◆ Task description: Copy every line of the data that includes the string "QAeSignFI".

◆ The records:

● ● ● ● ●

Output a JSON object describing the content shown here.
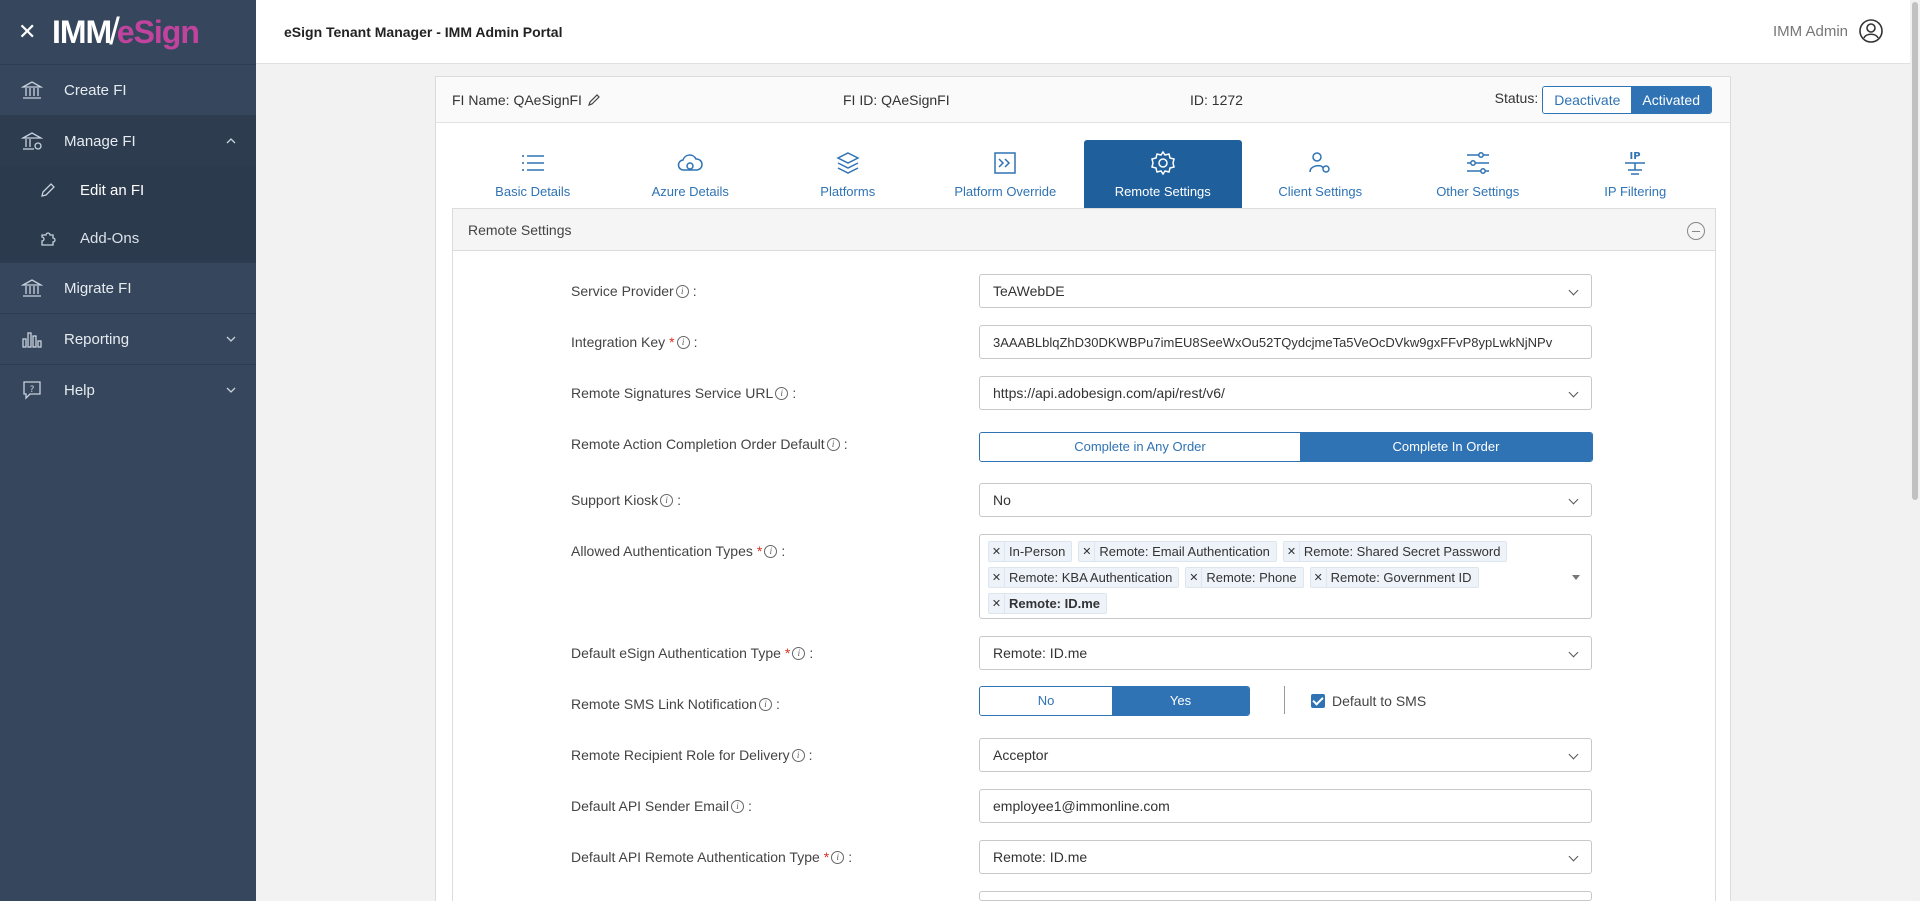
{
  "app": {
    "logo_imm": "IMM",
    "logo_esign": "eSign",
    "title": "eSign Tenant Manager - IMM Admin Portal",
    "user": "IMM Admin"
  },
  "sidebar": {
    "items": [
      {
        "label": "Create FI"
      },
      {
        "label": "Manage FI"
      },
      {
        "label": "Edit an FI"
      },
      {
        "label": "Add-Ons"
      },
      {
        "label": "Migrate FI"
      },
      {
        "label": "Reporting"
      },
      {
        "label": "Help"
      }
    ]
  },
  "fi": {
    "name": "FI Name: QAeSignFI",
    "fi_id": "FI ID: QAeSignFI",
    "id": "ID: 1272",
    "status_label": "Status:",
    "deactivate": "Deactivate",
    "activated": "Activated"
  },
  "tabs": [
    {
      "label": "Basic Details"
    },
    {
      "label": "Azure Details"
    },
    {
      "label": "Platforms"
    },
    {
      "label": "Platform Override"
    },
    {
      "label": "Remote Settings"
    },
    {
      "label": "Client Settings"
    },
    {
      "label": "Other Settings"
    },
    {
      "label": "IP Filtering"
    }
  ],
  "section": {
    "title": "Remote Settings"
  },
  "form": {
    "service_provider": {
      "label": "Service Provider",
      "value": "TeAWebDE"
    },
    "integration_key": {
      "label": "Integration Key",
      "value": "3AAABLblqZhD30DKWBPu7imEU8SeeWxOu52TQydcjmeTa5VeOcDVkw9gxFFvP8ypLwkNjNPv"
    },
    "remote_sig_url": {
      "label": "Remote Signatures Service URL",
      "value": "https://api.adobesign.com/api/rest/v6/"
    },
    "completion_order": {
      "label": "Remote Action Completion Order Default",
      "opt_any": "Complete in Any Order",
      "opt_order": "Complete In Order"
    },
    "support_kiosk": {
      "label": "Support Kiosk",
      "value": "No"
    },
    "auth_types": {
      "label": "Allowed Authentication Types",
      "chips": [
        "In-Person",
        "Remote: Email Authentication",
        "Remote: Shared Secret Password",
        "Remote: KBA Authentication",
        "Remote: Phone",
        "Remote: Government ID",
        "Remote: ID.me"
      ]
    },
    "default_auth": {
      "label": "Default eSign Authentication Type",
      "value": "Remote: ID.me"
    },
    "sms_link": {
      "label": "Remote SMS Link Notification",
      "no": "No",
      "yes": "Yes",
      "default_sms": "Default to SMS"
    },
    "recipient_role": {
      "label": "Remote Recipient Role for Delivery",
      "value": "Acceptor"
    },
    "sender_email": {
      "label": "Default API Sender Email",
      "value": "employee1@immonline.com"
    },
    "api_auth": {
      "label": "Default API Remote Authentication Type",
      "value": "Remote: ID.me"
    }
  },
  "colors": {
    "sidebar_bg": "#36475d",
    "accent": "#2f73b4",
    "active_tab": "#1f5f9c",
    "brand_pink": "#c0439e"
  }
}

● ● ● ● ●

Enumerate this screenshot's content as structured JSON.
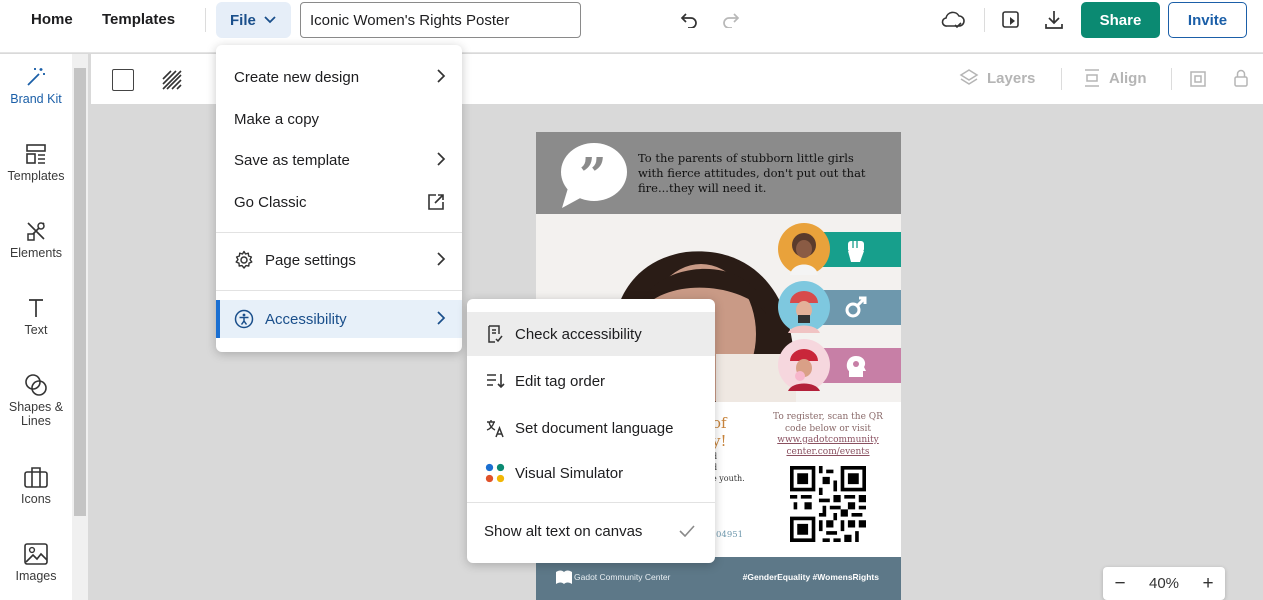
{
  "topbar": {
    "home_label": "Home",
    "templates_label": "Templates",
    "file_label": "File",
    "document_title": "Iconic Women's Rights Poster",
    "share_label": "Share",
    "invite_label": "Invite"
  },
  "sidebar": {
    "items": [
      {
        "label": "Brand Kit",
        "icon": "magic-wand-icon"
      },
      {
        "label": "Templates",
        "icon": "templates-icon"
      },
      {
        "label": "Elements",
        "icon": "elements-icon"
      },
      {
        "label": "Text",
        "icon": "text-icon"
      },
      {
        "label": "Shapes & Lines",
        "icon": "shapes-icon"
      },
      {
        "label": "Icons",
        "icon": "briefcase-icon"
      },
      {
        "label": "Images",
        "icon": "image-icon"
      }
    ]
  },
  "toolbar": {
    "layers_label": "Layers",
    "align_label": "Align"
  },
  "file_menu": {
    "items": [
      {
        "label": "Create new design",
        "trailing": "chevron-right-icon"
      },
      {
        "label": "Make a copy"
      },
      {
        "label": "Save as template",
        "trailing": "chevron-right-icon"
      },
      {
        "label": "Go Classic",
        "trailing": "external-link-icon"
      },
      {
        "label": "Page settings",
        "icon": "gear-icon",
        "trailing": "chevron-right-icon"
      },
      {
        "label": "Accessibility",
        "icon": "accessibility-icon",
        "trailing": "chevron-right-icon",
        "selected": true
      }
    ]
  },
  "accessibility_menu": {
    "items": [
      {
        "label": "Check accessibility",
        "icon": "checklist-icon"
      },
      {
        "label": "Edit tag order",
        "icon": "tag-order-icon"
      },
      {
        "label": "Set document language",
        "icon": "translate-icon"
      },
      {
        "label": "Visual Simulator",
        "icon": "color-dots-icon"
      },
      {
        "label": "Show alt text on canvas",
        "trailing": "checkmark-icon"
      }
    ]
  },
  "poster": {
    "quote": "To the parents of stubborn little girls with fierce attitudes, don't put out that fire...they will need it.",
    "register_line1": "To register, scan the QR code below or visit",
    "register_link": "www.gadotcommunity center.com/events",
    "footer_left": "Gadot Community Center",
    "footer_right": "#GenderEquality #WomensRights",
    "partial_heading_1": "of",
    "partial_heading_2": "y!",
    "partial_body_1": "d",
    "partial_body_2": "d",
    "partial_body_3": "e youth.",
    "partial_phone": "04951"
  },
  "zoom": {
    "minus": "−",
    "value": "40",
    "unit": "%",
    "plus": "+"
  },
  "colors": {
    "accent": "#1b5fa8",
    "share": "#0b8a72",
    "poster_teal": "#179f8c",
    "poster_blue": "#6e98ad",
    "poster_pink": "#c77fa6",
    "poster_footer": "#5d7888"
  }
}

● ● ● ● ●

◆ Written reply:
    "name": "FI Name: QAeSignFI",
    "fi_id": "FI ID: QAeSignFI",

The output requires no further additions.